Adhering to an exercise plan can be hard. Try and aim to find an activity you find enjoyable, that gets you out socialising, allows you to de-stress and / or that allows you to build competence. Exercise that does any of these things is easier to maintain, than exercise done with the goal of improving appearance, or body weight alone.

 

Monitor your progress

Traditionally, people tend to measure the effectiveness of their exercise program by using a set of bathroom scales and a tape measure. While there is some merit in using these to assess body composition and weight changes, they don’t fully depict any improvements in fitness.

A good way to assess your fitness and keep accountable, is to time yourself on a brisk walk or run at any given distance you are comfortable with. 

If you're starting out for the first time, you will want to determine a baseline measure, and then every fortnight or month, time yourself over the same distance: a lower time generally indicates better aerobic fitness, and a higher time suggests a need for improvement!
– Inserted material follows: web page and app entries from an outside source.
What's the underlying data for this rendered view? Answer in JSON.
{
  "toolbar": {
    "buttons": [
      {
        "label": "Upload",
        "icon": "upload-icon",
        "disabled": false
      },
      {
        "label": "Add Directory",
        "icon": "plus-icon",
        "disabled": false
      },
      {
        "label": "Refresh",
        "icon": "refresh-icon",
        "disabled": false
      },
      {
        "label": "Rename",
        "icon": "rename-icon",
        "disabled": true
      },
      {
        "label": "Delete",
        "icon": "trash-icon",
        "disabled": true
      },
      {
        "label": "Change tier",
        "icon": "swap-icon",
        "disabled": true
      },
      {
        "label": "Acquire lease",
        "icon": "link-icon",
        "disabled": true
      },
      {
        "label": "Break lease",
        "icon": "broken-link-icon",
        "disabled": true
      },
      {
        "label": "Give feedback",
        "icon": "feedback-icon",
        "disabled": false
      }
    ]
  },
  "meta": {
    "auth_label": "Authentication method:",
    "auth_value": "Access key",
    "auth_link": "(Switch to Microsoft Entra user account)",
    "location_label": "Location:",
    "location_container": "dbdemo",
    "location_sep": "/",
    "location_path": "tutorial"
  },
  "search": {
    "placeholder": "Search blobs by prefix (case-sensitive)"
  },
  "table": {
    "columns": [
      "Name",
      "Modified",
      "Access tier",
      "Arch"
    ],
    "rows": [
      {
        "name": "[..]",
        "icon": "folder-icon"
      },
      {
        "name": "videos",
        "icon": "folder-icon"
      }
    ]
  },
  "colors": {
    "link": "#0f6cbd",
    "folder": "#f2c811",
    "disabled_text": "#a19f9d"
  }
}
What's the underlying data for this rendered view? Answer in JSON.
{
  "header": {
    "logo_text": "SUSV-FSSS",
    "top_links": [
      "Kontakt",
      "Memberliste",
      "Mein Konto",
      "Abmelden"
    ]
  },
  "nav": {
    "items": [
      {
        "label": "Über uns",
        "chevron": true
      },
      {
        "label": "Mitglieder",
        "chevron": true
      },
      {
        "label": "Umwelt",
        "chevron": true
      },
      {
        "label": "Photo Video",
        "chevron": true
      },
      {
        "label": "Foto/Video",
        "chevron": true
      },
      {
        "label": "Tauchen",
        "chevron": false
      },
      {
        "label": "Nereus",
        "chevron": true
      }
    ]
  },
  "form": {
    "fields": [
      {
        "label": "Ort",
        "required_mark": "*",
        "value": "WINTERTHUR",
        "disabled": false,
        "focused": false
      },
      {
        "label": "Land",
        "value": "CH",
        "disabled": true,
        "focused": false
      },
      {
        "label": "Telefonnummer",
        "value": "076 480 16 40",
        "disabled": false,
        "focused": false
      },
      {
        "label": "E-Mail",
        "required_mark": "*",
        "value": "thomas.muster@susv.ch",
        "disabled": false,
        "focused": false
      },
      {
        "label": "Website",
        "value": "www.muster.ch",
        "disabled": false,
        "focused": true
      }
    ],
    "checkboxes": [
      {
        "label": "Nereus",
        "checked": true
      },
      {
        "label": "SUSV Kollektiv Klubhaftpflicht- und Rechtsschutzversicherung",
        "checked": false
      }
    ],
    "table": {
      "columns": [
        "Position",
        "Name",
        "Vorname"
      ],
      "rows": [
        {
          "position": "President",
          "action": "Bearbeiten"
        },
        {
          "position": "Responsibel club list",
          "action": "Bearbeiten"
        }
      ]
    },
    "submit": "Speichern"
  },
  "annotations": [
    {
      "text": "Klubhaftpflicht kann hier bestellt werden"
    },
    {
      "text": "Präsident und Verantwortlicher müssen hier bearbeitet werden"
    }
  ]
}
Use this as motivation to keep up with your program, and to keep improving!

Keep track of how hard you are moving

Generally speaking, the greater the intensity you exercise at, the fitter you will get. But how do you keep track of hard you are exercising? While there are many popular devices which can track your progress exercise intensity (smart phones, watches and heart rate monitors), the most reliable and portable (not to mention inexpensive) method is your breath, known as the Talk Test.
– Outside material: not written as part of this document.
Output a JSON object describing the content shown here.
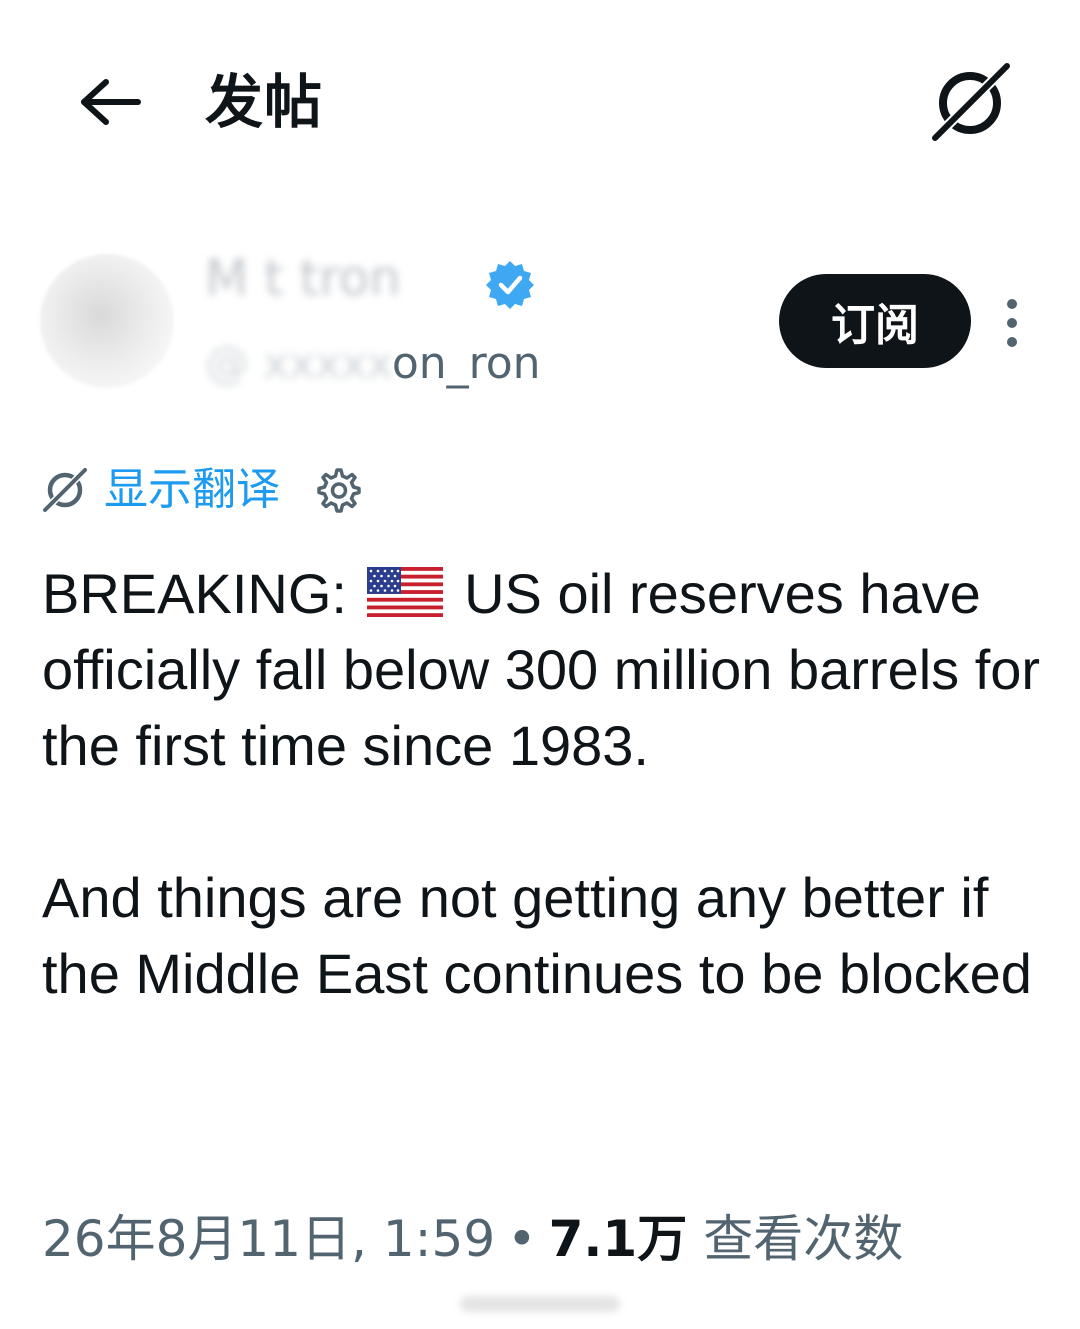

Talk level

Exercise Intensity

You can talk and sing easily, without running out of breath.

Low intensity

You can maintain a conversation comfortably, but unable to sing any more than a few words without running out of breath.

Moderate intensity

You can’t say any more than a few words without having to pause to breathe.

Vigorous intensity

 

The Talk Test works on the principle that the harder you exercise, the more oxygen you will need to consume through your nose and mouth, affecting your ability to maintain conversation or sing. So as your exercise intensity increases, the pace of your breath (which correlates with your usage of oxygen) will begin to quicken and deepen, impacting your ability to talk.

Exercising at a moderate to vigorous intensity – in the case of the Talk Test, your inability to maintain conversation – will help develop your ability to use oxygen efficiently benefitting your overall health and fitness. This is a good way to intrinsically keep tabs on how much fitter you are getting during certain tasks – such as, are you less out of breath when walking over a given distance, or when doing a few squats, or even climbing the stairs at the shops!

 

Set goals

The problem most people get themselves when setting exercise goals, into is by setting goals which are lofty, focus on immediate or short-term outcomes and without any understanding of how to actually exercise (i.e. pacing yourself) and how to do so appropriately. So when starting out, perhaps try initially setting open goals like “see how active you can be” and wade in slowly. After that, focus on beating what you achieved last time (such as your timed walk), and on making incremental improvements rather than lofty goals planned in advance.

You can also focus on discovering ways for becoming more active that suit you, like trying out different times and days when you can make it to the gym, or different pieces of gym equipment, or where you like going for your walk, and who with (if anyone). From there, you can focus on the process of learning how to be active, like learning how to pace yourself if you go for a walk or run, and knowing, by listening and self-regulating your breathing with the Talk Test!